I don't know if this has already been discussed, but why the daily deaths in every European country are 1/10th or less of lockdown levels but daily cases are two or three times higher? In the rest of the world daily deaths still seem to follow daily cases but in the US and Japan (to a lesser extent), in which daily deaths are about half of what they were in May (which is still not as extreme as Europe). I may be unaware of other countries in which this is the case.
I think your point was valid though, I changed the title to be less strong
This is an interesting comment, I think you bring up good points.One reason why I didn't focus much on crowdfunding is that the money that goes in there is not really LEAF's, and it's just one among many focuses they have. If an EA decides to give money to LEAF (through the recurring campaign, or through a grant, for example) that money will probably not go to a crowdfunding campaign, and would probably not make much of an impact on how they decide who to crowdfund. It would go to their other projects. When donating to a campaign you donate to the specific org who benefits from the project of the campaign and not to LEAF. LEAF, unlike other orgs like Open Phil for example, doesn't make grants directly, but only organizes campaigns so that people can bring money to a project. You probably already knew all in the paragraph above, so: I think your point is correct. Where exactly they bring money by choosing who to finance is important in order to ascertain if the research which wouldn't otherwise have happened is actually making an impact (an impact at all, given the characteristics of this field, yes). A plus to them from my POV is that they seem internally sympathetic to SENS' approach (it's obvious by reading their introductory articles), although they also financed different approaches (one campaign is for a project involving NMN supplementation led by David Sinclair, a couple of others on biomarkers...). But I admit it's not much and a more detailed look would be ideal. For now, if you are more concerned about the science than YouTube/internet advocacy, policy influencing, etc. it is probably best to donate directly to orgs doing specific scientific research.
Not being able to evaluate much by looking at crowdfunding alone I followed the methodology of trying to gauge the ratio donations : money brought to the field, which I've seen used a lot for evaluating advocacy charities inside EA. Maybe we'll be able to ascertain their decision-making regarding crowdfunding better (although probably not a lot better) after the interview, since the first question is about that.
In the past, I've donated to them and supported them in Project4Awesome, but I'm not inside the org. Basically, this is a post trying to evaluate it from an EA standpoint, in a similar way I did for SENS. Their budget should be the recurring campaign and single donations (which I don't expect to be much), the interview should probably make it clearer I hope.Edit: the post is probably not very on topic for LW, but since I crossposted my analysis of aging research from an EA standpoint I wanted to put this here too for completeness.
I searched if there was a funny cat video called "what do you mean, Fetch?" and I found this. (Not that it was necessary for meaning though - sorry if this is noise).
Yes, I would find out, but later.

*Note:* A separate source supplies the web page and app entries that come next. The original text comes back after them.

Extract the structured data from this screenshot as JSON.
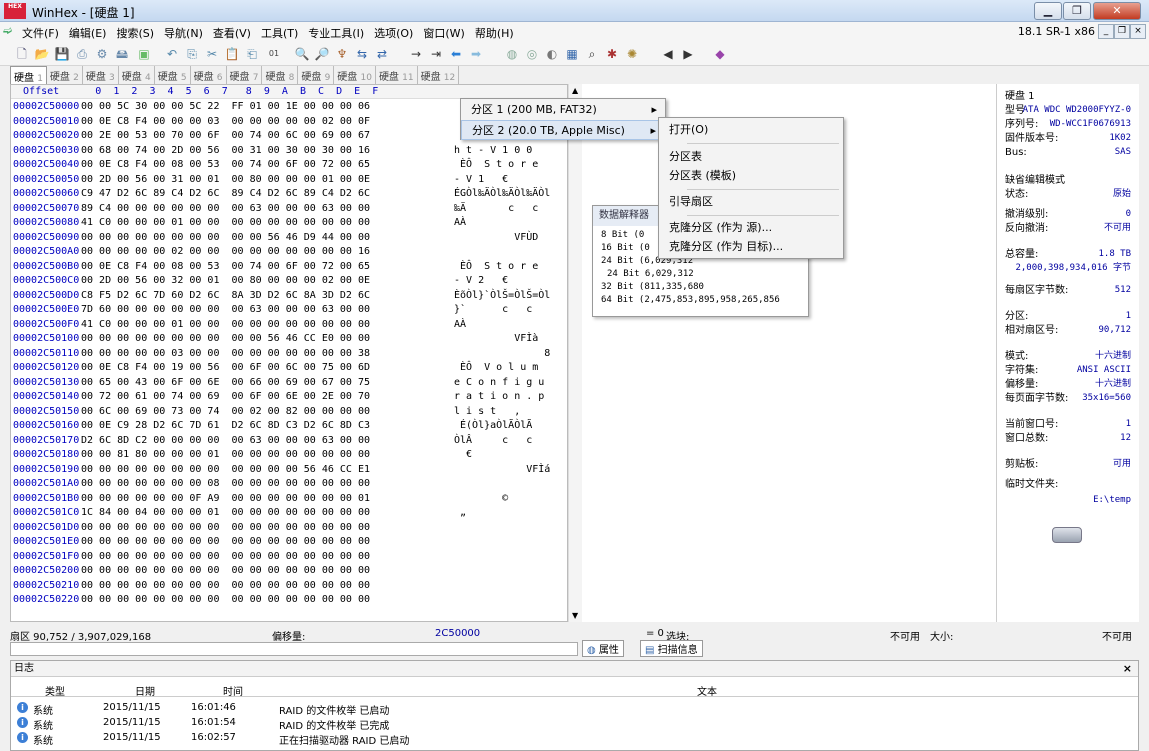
{
  "window": {
    "title": "WinHex - [硬盘 1]",
    "app_icon": "HEX"
  },
  "menu": {
    "items": [
      "文件(F)",
      "编辑(E)",
      "搜索(S)",
      "导航(N)",
      "查看(V)",
      "工具(T)",
      "专业工具(I)",
      "选项(O)",
      "窗口(W)",
      "帮助(H)"
    ],
    "version": "18.1 SR-1 x86"
  },
  "tabs": [
    {
      "label": "硬盘",
      "num": "1"
    },
    {
      "label": "硬盘",
      "num": "2"
    },
    {
      "label": "硬盘",
      "num": "3"
    },
    {
      "label": "硬盘",
      "num": "4"
    },
    {
      "label": "硬盘",
      "num": "5"
    },
    {
      "label": "硬盘",
      "num": "6"
    },
    {
      "label": "硬盘",
      "num": "7"
    },
    {
      "label": "硬盘",
      "num": "8"
    },
    {
      "label": "硬盘",
      "num": "9"
    },
    {
      "label": "硬盘",
      "num": "10"
    },
    {
      "label": "硬盘",
      "num": "11"
    },
    {
      "label": "硬盘",
      "num": "12"
    }
  ],
  "hex": {
    "header": "  Offset      0  1  2  3  4  5  6  7   8  9  A  B  C  D  E  F",
    "rows": [
      {
        "off": "00002C50000",
        "hex": "00 00 5C 30 00 00 5C 22  FF 01 00 1E 00 00 00 06",
        "txt": ""
      },
      {
        "off": "00002C50010",
        "hex": "00 0E C8 F4 00 00 00 03  00 00 00 00 00 02 00 0F",
        "txt": ""
      },
      {
        "off": "00002C50020",
        "hex": "00 2E 00 53 00 70 00 6F  00 74 00 6C 00 69 00 67",
        "txt": ""
      },
      {
        "off": "00002C50030",
        "hex": "00 68 00 74 00 2D 00 56  00 31 00 30 00 30 00 16",
        "txt": "h t - V 1 0 0"
      },
      {
        "off": "00002C50040",
        "hex": "00 0E C8 F4 00 08 00 53  00 74 00 6F 00 72 00 65",
        "txt": " ÈÔ  S t o r e"
      },
      {
        "off": "00002C50050",
        "hex": "00 2D 00 56 00 31 00 01  00 80 00 00 00 01 00 0E",
        "txt": "- V 1   €"
      },
      {
        "off": "00002C50060",
        "hex": "C9 47 D2 6C 89 C4 D2 6C  89 C4 D2 6C 89 C4 D2 6C",
        "txt": "ÉGÒl‰ÄÒl‰ÄÒl‰ÄÒl"
      },
      {
        "off": "00002C50070",
        "hex": "89 C4 00 00 00 00 00 00  00 63 00 00 00 63 00 00",
        "txt": "‰Ä       c   c"
      },
      {
        "off": "00002C50080",
        "hex": "41 C0 00 00 00 01 00 00  00 00 00 00 00 00 00 00",
        "txt": "AÀ"
      },
      {
        "off": "00002C50090",
        "hex": "00 00 00 00 00 00 00 00  00 00 56 46 D9 44 00 00",
        "txt": "          VFÙD"
      },
      {
        "off": "00002C500A0",
        "hex": "00 00 00 00 00 02 00 00  00 00 00 00 00 00 00 16",
        "txt": ""
      },
      {
        "off": "00002C500B0",
        "hex": "00 0E C8 F4 00 08 00 53  00 74 00 6F 00 72 00 65",
        "txt": " ÈÔ  S t o r e"
      },
      {
        "off": "00002C500C0",
        "hex": "00 2D 00 56 00 32 00 01  00 80 00 00 00 02 00 0E",
        "txt": "- V 2   €"
      },
      {
        "off": "00002C500D0",
        "hex": "C8 F5 D2 6C 7D 60 D2 6C  8A 3D D2 6C 8A 3D D2 6C",
        "txt": "ÈõÒl}`ÒlŠ=ÒlŠ=Òl"
      },
      {
        "off": "00002C500E0",
        "hex": "7D 60 00 00 00 00 00 00  00 63 00 00 00 63 00 00",
        "txt": "}`      c   c"
      },
      {
        "off": "00002C500F0",
        "hex": "41 C0 00 00 00 01 00 00  00 00 00 00 00 00 00 00",
        "txt": "AÀ"
      },
      {
        "off": "00002C50100",
        "hex": "00 00 00 00 00 00 00 00  00 00 56 46 CC E0 00 00",
        "txt": "          VFÌà"
      },
      {
        "off": "00002C50110",
        "hex": "00 00 00 00 00 03 00 00  00 00 00 00 00 00 00 38",
        "txt": "               8"
      },
      {
        "off": "00002C50120",
        "hex": "00 0E C8 F4 00 19 00 56  00 6F 00 6C 00 75 00 6D",
        "txt": " ÈÔ  V o l u m"
      },
      {
        "off": "00002C50130",
        "hex": "00 65 00 43 00 6F 00 6E  00 66 00 69 00 67 00 75",
        "txt": "e C o n f i g u"
      },
      {
        "off": "00002C50140",
        "hex": "00 72 00 61 00 74 00 69  00 6F 00 6E 00 2E 00 70",
        "txt": "r a t i o n . p"
      },
      {
        "off": "00002C50150",
        "hex": "00 6C 00 69 00 73 00 74  00 02 00 82 00 00 00 00",
        "txt": "l i s t   ‚"
      },
      {
        "off": "00002C50160",
        "hex": "00 0E C9 28 D2 6C 7D 61  D2 6C 8D C3 D2 6C 8D C3",
        "txt": " É(Òl}aÒlÃÒlÃ"
      },
      {
        "off": "00002C50170",
        "hex": "D2 6C 8D C2 00 00 00 00  00 63 00 00 00 63 00 00",
        "txt": "ÒlÂ     c   c"
      },
      {
        "off": "00002C50180",
        "hex": "00 00 81 80 00 00 00 01  00 00 00 00 00 00 00 00",
        "txt": "  €"
      },
      {
        "off": "00002C50190",
        "hex": "00 00 00 00 00 00 00 00  00 00 00 00 56 46 CC E1",
        "txt": "            VFÌá"
      },
      {
        "off": "00002C501A0",
        "hex": "00 00 00 00 00 00 00 08  00 00 00 00 00 00 00 00",
        "txt": ""
      },
      {
        "off": "00002C501B0",
        "hex": "00 00 00 00 00 00 0F A9  00 00 00 00 00 00 00 01",
        "txt": "        ©"
      },
      {
        "off": "00002C501C0",
        "hex": "1C 84 00 04 00 00 00 01  00 00 00 00 00 00 00 00",
        "txt": " „"
      },
      {
        "off": "00002C501D0",
        "hex": "00 00 00 00 00 00 00 00  00 00 00 00 00 00 00 00",
        "txt": ""
      },
      {
        "off": "00002C501E0",
        "hex": "00 00 00 00 00 00 00 00  00 00 00 00 00 00 00 00",
        "txt": ""
      },
      {
        "off": "00002C501F0",
        "hex": "00 00 00 00 00 00 00 00  00 00 00 00 00 00 00 00",
        "txt": ""
      },
      {
        "off": "00002C50200",
        "hex": "00 00 00 00 00 00 00 00  00 00 00 00 00 00 00 00",
        "txt": ""
      },
      {
        "off": "00002C50210",
        "hex": "00 00 00 00 00 00 00 00  00 00 00 00 00 00 00 00",
        "txt": ""
      },
      {
        "off": "00002C50220",
        "hex": "00 00 00 00 00 00 00 00  00 00 00 00 00 00 00 00",
        "txt": ""
      }
    ]
  },
  "context_menu": {
    "items": [
      {
        "label": "分区 1 (200 MB, FAT32)"
      },
      {
        "label": "分区 2 (20.0 TB, Apple Misc)"
      }
    ]
  },
  "submenu": {
    "open": "打开(O)",
    "ptable": "分区表",
    "ptable_tpl": "分区表 (模板)",
    "boot": "引导扇区",
    "clone_src": "克隆分区 (作为 源)...",
    "clone_dst": "克隆分区 (作为 目标)..."
  },
  "data_interpreter": {
    "title": "数据解释器",
    "rows": [
      "8 Bit (0",
      "16 Bit (0",
      "24 Bit (6,029,312",
      "24 Bit 6,029,312",
      "32 Bit (811,335,680",
      "64 Bit (2,475,853,895,958,265,856"
    ]
  },
  "info": {
    "disk_title": "硬盘 1",
    "model_l": "型号",
    "model_v": "ATA WDC WD2000FYYZ-0",
    "serial_l": "序列号:",
    "serial_v": "WD-WCC1F0676913",
    "fw_l": "固件版本号:",
    "fw_v": "1K02",
    "bus_l": "Bus:",
    "bus_v": "SAS",
    "editmode_l": "缺省编辑模式",
    "state_l": "状态:",
    "state_v": "原始",
    "undo_l": "撤消级别:",
    "undo_v": "0",
    "revundo_l": "反向撤消:",
    "revundo_v": "不可用",
    "cap_l": "总容量:",
    "cap_v": "1.8 TB",
    "cap_bytes_v": "2,000,398,934,016 字节",
    "bps_l": "每扇区字节数:",
    "bps_v": "512",
    "part_l": "分区:",
    "part_v": "1",
    "relsec_l": "相对扇区号:",
    "relsec_v": "90,712",
    "mode_l": "模式:",
    "mode_v": "十六进制",
    "charset_l": "字符集:",
    "charset_v": "ANSI ASCII",
    "offsets_l": "偏移量:",
    "offsets_v": "十六进制",
    "bpp_l": "每页面字节数:",
    "bpp_v": "35x16=560",
    "curwin_l": "当前窗口号:",
    "curwin_v": "1",
    "totwin_l": "窗口总数:",
    "totwin_v": "12",
    "clip_l": "剪贴板:",
    "clip_v": "可用",
    "temp_l": "临时文件夹:",
    "temp_v": "E:\\temp"
  },
  "status": {
    "sector": "扇区 90,752 / 3,907,029,168",
    "offset_l": "偏移量:",
    "offset_v": "2C50000",
    "eq": "= 0",
    "sel_l": "选块:",
    "sel_v": "不可用",
    "size_l": "大小:",
    "size_v": "不可用"
  },
  "infotabs": {
    "props": "属性",
    "scan": "扫描信息"
  },
  "log": {
    "title": "日志",
    "close": "×",
    "cols": {
      "type": "类型",
      "date": "日期",
      "time": "时间",
      "text": "文本"
    },
    "rows": [
      {
        "type": "系统",
        "date": "2015/11/15",
        "time": "16:01:46",
        "text": "RAID 的文件枚举 已启动"
      },
      {
        "type": "系统",
        "date": "2015/11/15",
        "time": "16:01:54",
        "text": "RAID 的文件枚举 已完成"
      },
      {
        "type": "系统",
        "date": "2015/11/15",
        "time": "16:02:57",
        "text": "正在扫描驱动器 RAID 已启动"
      }
    ]
  }
}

I'm inclined to think that if junk media (social media, news) were only useful for news, completely disregarding them would be probably the best action. Considering every other use though, I'm inclined to think the optimal is being able to reach a compromise of 20m per day maximum, although I'm not sure if it is possible without getting addicted. If it isn't it just might be best to get away, but I'm unsure.
There haven't been historical events that prompted me to react earlier than everyone else for now (not even covid, my city has never been the center of a big enough outbreak and I just abided to the lockdown rules. I can imagine that an earlier reaction could have been better if I lived in another country/city). The historical events that are important to react early to are probably the ones that would put me/my family/everyone else around in relatively sudden danger: war, political instability, coups, dangerous diseases, and probably other stuff. Things that happened just a handful of times in now developed countries during the twentieth century (maybe they won't happen again, but...).
I wouldn't have been this nervous 5 years ago, but it seems to me that the world is socially evolving faster now, and I think it's possible not to react fast enough on a historical event. But maybe I just have become more anxious? One other thing is: many times my life changed due to great fucking information I found while farting around the Internet, but at the same time this comes with all the drawbacks Isusr rightly identified. There is also the feeling that I have witnessed society and even art evolve by staying consistently online, and stopping feels like jumping out of a train. I'm not sure how I should act.
Did you discover COVID-19 earlier just due to keeping up with papers?
Do you keep up with news of any kind? If so, how? Don't you have fear of missing out something important which you should act upon (both good news or bad news or not even news but simply information)? Not necessarily politics or general news of course.